Some big banks still believe that the worst is over for now. Strategists at UBS Global Wealth Management on Friday said the projected pace of Fed tightening is “consistent with rising stocks” and advised clients to remain invested in equities.

JPMorgan (NYSE:) earlier in the week forecast the S&P 500 would end the year at 4,900, about 10% above Friday’s close, saying that markets “have now cleared the much-anticipated Fed liftoff with policy likely as hawkish as it gets.”

Other people are not as optimistic. Worries that the Fed’s fight against inflation could bruise growth were apparent in the bond market, where a flattening of the yield curve accelerated after the Fed’s policy meeting this week. A reliable indicator of future recessions has been an inverted yield curve. This is when yields from shorter-term government bonds exceed those of the longer-term.

According to Rick Meckler (partner at Cherry Lane Investments), persistent inflation, high commodity prices, and little sign of an end in sight for investors further cloud the picture.

“The markets are more complicated now by interest rates, they are more complicated by inflation, and they are definitely more complicated by the Russian situation,” he said. “You had a lot of people in this week who thought we made a bottom, but it’s difficult to keep having higher and higher prices just based on that.”

Many also believe the week’s sharp gains in stocks are unlikely to quiet the economic concerns that fanned bearish sentiment in recent months.

According to BofA Global Research, fund managers have been allocating cash at the highest level since April 2020. This is according to their monthly survey. The latest survey by the American Association of Individual Investors found that retail investors are more bearish than usual at 50%. This is well beyond the historical average of 30%.

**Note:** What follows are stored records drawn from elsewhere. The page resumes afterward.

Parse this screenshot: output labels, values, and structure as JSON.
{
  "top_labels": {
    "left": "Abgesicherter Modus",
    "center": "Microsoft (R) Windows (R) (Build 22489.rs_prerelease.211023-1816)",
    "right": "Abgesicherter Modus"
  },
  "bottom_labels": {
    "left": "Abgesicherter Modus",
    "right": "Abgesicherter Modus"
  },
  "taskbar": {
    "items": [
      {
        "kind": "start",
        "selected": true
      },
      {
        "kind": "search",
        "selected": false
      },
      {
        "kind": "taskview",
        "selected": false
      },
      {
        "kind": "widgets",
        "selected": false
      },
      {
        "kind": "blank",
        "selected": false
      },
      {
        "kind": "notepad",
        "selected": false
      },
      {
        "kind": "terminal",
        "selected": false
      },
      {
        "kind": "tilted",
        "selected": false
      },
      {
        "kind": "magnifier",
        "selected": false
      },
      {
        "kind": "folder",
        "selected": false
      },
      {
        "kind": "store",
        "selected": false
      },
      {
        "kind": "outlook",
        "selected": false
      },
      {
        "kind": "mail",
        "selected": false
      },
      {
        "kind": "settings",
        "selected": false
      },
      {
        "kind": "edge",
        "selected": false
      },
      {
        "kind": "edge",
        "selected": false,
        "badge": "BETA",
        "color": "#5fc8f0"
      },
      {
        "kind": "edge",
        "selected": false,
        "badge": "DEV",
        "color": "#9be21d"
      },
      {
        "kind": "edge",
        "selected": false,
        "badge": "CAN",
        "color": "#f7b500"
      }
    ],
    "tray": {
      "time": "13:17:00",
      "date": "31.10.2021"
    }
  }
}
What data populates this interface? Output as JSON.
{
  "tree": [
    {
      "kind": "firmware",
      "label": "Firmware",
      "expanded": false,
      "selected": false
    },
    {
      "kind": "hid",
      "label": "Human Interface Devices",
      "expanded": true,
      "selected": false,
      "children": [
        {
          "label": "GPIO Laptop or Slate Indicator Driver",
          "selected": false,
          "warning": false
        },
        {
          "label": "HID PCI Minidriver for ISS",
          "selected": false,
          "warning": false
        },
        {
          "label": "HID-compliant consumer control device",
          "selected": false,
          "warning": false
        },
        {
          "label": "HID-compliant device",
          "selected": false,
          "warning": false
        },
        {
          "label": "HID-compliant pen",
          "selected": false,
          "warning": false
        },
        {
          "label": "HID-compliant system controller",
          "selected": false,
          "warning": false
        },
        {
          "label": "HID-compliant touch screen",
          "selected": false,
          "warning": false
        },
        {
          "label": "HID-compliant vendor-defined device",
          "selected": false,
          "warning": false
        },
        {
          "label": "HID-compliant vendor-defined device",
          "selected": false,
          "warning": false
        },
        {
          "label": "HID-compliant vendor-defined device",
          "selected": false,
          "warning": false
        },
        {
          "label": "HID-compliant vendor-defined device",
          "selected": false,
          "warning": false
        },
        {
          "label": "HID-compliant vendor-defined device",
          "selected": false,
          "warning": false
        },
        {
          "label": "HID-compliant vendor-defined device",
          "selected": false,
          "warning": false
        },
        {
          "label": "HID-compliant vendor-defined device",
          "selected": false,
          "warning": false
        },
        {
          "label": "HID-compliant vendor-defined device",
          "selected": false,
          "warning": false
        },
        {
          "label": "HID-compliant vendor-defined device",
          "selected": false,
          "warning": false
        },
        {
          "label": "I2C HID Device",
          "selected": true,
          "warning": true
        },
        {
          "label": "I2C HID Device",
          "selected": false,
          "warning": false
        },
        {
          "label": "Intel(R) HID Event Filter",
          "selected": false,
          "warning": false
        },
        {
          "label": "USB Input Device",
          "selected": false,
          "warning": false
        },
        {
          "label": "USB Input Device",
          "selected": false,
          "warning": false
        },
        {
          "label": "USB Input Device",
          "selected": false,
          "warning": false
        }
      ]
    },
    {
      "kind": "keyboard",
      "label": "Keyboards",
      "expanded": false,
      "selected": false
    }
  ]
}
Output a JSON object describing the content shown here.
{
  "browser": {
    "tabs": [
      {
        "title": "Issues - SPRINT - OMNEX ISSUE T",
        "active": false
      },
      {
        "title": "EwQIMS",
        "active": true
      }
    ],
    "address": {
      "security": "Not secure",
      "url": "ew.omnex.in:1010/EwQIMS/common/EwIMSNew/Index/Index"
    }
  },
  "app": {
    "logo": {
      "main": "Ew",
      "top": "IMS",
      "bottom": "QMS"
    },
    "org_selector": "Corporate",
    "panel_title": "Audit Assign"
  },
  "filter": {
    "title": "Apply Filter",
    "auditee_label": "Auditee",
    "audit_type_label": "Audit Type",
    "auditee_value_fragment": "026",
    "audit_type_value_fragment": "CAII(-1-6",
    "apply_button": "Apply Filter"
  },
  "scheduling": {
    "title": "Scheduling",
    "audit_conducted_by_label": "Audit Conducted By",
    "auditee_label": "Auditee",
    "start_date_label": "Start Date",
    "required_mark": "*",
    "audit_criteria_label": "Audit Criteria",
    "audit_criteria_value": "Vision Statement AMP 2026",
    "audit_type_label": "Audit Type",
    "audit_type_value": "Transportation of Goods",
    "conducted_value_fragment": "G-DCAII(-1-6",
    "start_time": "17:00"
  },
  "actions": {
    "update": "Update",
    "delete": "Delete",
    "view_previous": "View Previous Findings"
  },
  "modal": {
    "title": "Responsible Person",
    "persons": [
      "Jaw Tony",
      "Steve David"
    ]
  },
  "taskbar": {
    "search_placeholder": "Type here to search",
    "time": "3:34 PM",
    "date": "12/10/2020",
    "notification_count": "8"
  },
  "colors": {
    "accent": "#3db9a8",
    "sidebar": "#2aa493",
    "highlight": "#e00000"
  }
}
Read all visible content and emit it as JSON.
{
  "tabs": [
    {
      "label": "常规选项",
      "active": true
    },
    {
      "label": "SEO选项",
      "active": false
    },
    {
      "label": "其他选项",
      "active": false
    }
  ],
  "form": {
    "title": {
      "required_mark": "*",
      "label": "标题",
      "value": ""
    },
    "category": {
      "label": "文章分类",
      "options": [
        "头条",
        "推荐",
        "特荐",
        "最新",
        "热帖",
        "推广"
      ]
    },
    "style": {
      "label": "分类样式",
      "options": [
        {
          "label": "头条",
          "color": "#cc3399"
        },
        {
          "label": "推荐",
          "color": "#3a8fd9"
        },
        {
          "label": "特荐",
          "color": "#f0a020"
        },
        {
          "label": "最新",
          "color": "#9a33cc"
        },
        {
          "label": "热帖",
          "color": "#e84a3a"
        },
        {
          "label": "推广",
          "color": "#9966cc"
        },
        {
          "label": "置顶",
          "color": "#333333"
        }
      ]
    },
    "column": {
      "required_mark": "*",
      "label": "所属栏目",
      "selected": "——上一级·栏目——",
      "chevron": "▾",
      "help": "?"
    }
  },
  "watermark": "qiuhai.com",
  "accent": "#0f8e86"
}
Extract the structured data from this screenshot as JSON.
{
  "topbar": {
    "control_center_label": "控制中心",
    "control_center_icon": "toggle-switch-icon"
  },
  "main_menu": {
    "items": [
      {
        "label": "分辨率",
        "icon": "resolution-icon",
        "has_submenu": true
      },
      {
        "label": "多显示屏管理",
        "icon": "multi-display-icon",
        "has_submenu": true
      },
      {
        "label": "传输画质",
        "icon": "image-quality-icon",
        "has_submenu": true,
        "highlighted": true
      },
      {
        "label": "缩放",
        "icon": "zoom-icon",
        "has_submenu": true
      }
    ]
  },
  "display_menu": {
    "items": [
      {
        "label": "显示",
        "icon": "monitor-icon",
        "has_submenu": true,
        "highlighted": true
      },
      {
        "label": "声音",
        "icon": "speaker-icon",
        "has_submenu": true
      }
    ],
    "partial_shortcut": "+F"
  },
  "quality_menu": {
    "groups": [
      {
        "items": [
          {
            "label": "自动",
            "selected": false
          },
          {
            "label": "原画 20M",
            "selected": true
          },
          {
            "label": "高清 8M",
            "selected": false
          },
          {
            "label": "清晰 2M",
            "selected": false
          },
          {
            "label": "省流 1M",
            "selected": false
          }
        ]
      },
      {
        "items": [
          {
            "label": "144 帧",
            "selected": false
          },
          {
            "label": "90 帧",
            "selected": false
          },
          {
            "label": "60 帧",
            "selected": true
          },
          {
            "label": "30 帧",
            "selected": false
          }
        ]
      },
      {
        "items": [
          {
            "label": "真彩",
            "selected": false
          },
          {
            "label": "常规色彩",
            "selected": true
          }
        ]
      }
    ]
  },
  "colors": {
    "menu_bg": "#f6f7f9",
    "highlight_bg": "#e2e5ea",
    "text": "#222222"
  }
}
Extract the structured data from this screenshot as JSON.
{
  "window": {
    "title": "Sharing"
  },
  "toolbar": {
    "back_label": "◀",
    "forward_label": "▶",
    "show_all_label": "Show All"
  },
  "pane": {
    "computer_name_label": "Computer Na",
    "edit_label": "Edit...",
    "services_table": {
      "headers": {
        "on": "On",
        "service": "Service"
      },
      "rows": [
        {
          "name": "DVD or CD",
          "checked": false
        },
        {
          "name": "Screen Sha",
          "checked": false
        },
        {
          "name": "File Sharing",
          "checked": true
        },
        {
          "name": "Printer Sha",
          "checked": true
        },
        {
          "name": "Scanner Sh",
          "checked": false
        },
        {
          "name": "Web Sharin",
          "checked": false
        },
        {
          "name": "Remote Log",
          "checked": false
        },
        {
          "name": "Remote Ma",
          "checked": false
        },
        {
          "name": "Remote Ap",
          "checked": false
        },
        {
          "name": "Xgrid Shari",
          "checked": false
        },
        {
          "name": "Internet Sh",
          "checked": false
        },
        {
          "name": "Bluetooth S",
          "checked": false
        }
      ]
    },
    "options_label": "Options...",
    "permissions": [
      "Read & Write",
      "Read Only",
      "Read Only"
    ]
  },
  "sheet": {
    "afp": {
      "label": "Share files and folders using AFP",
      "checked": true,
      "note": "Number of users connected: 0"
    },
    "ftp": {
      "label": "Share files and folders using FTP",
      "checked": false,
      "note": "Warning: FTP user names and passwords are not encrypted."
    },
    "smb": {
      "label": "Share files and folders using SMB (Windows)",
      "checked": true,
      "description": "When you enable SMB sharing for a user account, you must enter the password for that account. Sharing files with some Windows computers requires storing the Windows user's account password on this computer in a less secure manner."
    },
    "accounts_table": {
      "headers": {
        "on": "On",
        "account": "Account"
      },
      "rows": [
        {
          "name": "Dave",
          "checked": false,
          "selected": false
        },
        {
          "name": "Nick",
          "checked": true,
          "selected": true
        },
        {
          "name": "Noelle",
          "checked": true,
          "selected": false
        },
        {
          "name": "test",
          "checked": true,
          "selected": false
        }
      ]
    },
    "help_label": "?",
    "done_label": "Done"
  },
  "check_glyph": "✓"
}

“The thing we are most concerned about right now … is really a question of whether we are going to go into a recession or not,” said King Lip, chief strategist at BakerAvenue Asset Management.

Lip is concerned about a possible “stagflationary environment” of falling growth and increasing inflation and has started to invest in commodities, energy shares and precious metals like gold ETFs and gold-mining stock.

Cresset Capital Management recommends that clients reduce their exposure to equities, and increase their exposure towards gold. Jack Ablin is Cresset Capital Management’s chief investment officer.

“We see certainly a pretty aggressive Fed that has really made inflation-fighting its number one priority and not necessarily protecting equity market values,” Ablin said.

To be sure, signs of rampant pessimism – such as high cash levels and dour sentiment — are often seen as contrarian indicators that are positive for equities. BoFA Global Research found that hedge funds were investing in cyclical stocks recently. These stocks are more likely to prosper when there is high economic growth.

“Despite weakening optimism on global growth, clients do not appear to be positioning for a recession,” BoFA’s strategists wrote.

Stocks have been able to weather rate-hike cycles with relative ease in the past. Since 1983, the S&P 500 has returned an average of 5.3% in the six months following the first Fed rate rise of a cycle, data from UBS showed.

“The Fed’s goal remains to engineer a soft landing for the economy,” the firm’s analysts wrote. We advise investors that they prepare for higher interest rates and remain engaged in equity markets.